EXERCISE DESCRIPTION =>
Retype all of the data word for word, without pictures.

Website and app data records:
+++

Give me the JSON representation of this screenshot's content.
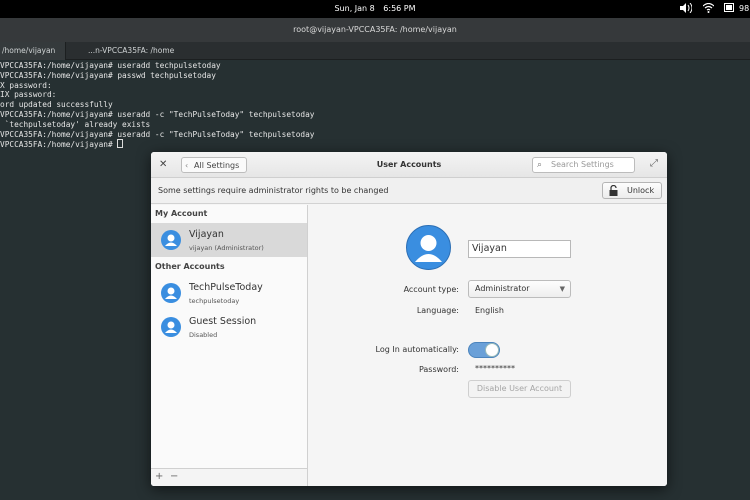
{
  "panel": {
    "date": "Sun, Jan  8",
    "time": "6:56 PM",
    "battery": "98"
  },
  "terminal": {
    "title": "root@vijayan-VPCCA35FA: /home/vijayan",
    "tabs": [
      "/home/vijayan",
      "...n-VPCCA35FA: /home"
    ],
    "lines": [
      "VPCCA35FA:/home/vijayan# useradd techpulsetoday",
      "VPCCA35FA:/home/vijayan# passwd techpulsetoday",
      "X password:",
      "IX password:",
      "ord updated successfully",
      "VPCCA35FA:/home/vijayan# useradd -c \"TechPulseToday\" techpulsetoday",
      " `techpulsetoday' already exists",
      "VPCCA35FA:/home/vijayan# useradd -c \"TechPulseToday\" techpulsetoday",
      "VPCCA35FA:/home/vijayan# "
    ]
  },
  "dialog": {
    "title": "User Accounts",
    "back_label": "All Settings",
    "search_placeholder": "Search Settings",
    "info_message": "Some settings require administrator rights to be changed",
    "unlock_label": "Unlock",
    "sidebar": {
      "my_account_header": "My Account",
      "other_accounts_header": "Other Accounts",
      "users": [
        {
          "name": "Vijayan",
          "sub": "vijayan  (Administrator)"
        },
        {
          "name": "TechPulseToday",
          "sub": "techpulsetoday"
        },
        {
          "name": "Guest Session",
          "sub": "Disabled"
        }
      ],
      "add_label": "+",
      "remove_label": "−"
    },
    "details": {
      "full_name": "Vijayan",
      "account_type_label": "Account type:",
      "account_type_value": "Administrator",
      "language_label": "Language:",
      "language_value": "English",
      "autologin_label": "Log In automatically:",
      "autologin_on": true,
      "password_label": "Password:",
      "password_value": "**********",
      "disable_label": "Disable User Account"
    }
  },
  "colors": {
    "avatar_blue": "#3a8ee0",
    "toggle_on": "#6aa0d8"
  }
}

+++

ANSWER TO THIS EXERCISE =>
Give me the JSON representation of this screenshot's content.
{
  "panel": {
    "date": "Sun, Jan  8",
    "time": "6:56 PM",
    "battery": "98"
  },
  "terminal": {
    "title": "root@vijayan-VPCCA35FA: /home/vijayan",
    "tabs": [
      "/home/vijayan",
      "...n-VPCCA35FA: /home"
    ],
    "lines": [
      "VPCCA35FA:/home/vijayan# useradd techpulsetoday",
      "VPCCA35FA:/home/vijayan# passwd techpulsetoday",
      "X password:",
      "IX password:",
      "ord updated successfully",
      "VPCCA35FA:/home/vijayan# useradd -c \"TechPulseToday\" techpulsetoday",
      " `techpulsetoday' already exists",
      "VPCCA35FA:/home/vijayan# useradd -c \"TechPulseToday\" techpulsetoday",
      "VPCCA35FA:/home/vijayan# "
    ]
  },
  "dialog": {
    "title": "User Accounts",
    "back_label": "All Settings",
    "search_placeholder": "Search Settings",
    "info_message": "Some settings require administrator rights to be changed",
    "unlock_label": "Unlock",
    "sidebar": {
      "my_account_header": "My Account",
      "other_accounts_header": "Other Accounts",
      "users": [
        {
          "name": "Vijayan",
          "sub": "vijayan  (Administrator)"
        },
        {
          "name": "TechPulseToday",
          "sub": "techpulsetoday"
        },
        {
          "name": "Guest Session",
          "sub": "Disabled"
        }
      ],
      "add_label": "+",
      "remove_label": "−"
    },
    "details": {
      "full_name": "Vijayan",
      "account_type_label": "Account type:",
      "account_type_value": "Administrator",
      "language_label": "Language:",
      "language_value": "English",
      "autologin_label": "Log In automatically:",
      "autologin_on": true,
      "password_label": "Password:",
      "password_value": "**********",
      "disable_label": "Disable User Account"
    }
  },
  "colors": {
    "avatar_blue": "#3a8ee0",
    "toggle_on": "#6aa0d8"
  }
}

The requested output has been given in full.